The students received the Wilson Moot problem on November 13, and then had to submit a written factum by January 25. This year’s problem explored legal issues concerning equality rights and constitutional remedies.

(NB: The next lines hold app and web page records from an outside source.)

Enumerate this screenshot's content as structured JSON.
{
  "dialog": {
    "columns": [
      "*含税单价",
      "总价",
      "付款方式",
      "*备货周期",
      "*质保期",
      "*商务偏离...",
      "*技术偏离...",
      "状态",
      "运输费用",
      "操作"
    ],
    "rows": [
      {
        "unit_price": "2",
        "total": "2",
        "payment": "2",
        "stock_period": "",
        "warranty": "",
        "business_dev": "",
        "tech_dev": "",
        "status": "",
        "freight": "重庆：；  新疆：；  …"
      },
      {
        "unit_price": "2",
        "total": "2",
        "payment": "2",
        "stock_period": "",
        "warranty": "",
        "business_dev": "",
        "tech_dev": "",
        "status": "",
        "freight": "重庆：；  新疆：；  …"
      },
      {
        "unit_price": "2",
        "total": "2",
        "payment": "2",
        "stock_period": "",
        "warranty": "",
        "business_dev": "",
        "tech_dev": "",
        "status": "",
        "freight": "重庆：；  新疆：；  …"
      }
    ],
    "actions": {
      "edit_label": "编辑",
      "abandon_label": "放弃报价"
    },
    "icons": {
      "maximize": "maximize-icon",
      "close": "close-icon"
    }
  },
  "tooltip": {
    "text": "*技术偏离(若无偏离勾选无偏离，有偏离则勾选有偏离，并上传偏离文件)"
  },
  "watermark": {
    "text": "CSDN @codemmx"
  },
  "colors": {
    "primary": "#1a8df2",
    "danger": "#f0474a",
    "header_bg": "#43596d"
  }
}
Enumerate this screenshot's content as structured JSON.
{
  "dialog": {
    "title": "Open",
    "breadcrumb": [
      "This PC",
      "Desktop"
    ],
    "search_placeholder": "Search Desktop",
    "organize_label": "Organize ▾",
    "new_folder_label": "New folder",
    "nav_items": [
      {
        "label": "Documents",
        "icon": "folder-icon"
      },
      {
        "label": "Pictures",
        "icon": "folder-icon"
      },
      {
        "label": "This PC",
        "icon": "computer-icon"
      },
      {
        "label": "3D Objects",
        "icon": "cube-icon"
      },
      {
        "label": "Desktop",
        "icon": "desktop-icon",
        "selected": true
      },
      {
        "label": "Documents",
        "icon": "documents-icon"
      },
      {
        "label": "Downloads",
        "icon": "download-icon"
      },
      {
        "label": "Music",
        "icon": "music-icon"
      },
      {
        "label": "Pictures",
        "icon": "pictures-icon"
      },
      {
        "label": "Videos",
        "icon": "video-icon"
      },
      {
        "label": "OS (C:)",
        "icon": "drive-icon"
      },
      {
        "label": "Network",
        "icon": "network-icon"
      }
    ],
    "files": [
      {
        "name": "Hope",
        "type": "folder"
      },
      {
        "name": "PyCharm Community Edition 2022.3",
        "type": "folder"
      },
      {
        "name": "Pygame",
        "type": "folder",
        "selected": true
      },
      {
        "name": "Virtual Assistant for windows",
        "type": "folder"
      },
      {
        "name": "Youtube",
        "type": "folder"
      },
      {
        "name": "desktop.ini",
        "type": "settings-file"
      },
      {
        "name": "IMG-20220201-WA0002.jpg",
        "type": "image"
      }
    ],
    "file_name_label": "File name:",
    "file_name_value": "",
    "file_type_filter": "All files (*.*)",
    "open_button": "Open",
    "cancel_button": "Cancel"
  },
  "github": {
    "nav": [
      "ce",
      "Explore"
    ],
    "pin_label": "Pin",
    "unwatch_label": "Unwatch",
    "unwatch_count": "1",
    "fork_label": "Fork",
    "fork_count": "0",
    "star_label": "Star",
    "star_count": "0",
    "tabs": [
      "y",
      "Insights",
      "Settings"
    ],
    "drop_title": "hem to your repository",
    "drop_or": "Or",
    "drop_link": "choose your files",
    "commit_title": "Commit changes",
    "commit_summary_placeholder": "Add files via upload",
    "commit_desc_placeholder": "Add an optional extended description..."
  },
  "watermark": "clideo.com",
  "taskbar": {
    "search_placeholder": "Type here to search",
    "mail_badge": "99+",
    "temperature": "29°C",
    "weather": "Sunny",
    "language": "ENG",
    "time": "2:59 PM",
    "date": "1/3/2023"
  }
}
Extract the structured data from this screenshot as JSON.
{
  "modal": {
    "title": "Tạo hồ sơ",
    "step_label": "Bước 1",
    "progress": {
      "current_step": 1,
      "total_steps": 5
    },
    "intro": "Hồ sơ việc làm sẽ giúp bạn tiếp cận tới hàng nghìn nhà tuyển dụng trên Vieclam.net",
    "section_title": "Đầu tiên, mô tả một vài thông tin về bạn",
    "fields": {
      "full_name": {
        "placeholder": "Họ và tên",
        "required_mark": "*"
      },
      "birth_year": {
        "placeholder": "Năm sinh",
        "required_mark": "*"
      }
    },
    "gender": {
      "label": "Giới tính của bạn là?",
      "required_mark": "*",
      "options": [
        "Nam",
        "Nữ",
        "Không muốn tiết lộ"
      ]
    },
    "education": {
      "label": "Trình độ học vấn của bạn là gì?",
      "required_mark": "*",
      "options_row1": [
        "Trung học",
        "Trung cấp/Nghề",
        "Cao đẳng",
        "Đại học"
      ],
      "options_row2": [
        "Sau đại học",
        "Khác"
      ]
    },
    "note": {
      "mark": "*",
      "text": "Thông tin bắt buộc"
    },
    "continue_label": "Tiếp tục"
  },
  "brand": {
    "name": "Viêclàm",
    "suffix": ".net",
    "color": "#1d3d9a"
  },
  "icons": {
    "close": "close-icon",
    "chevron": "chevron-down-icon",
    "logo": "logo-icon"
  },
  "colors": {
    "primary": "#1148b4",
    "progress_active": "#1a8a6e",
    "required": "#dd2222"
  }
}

After submitting the written factum, the team prepared for oral argument.

The experience, recalls D’Aversa, was a little nerve-wracking but worth it.

“Yes, there are some judges who are trying to throw you off, but more often than not, they are genuinely trying to understand your position,” she said.

The Wilson Moot team with Coach Lauren Wihak (third from left) and Peter Hogg (centre).

The team says one of their highlights was meeting Canadian constitutional law scholar Peter Hogg (at the opening day reception), and Chief Justice Wagner, the newly-appointed Chief Justice of the Supreme Court of Canada (who judged the final round), describing them as legal luminaries who were “kind, friendly, and awe-inspiring”.

For students considering the Wilson Moot, D’Aversa has some wise words.

“Even if constitutional law is not your forte, and even if you do not want to be a litigator, you develop skills that can’t be learned from sitting at a desk and reading a text book. If there is any reason to be on the Wilson Moot, it is to work with Lauren Wihak, who is brilliant. She became more than just a coach in the short time we worked with her. The experience is one you will not forget.”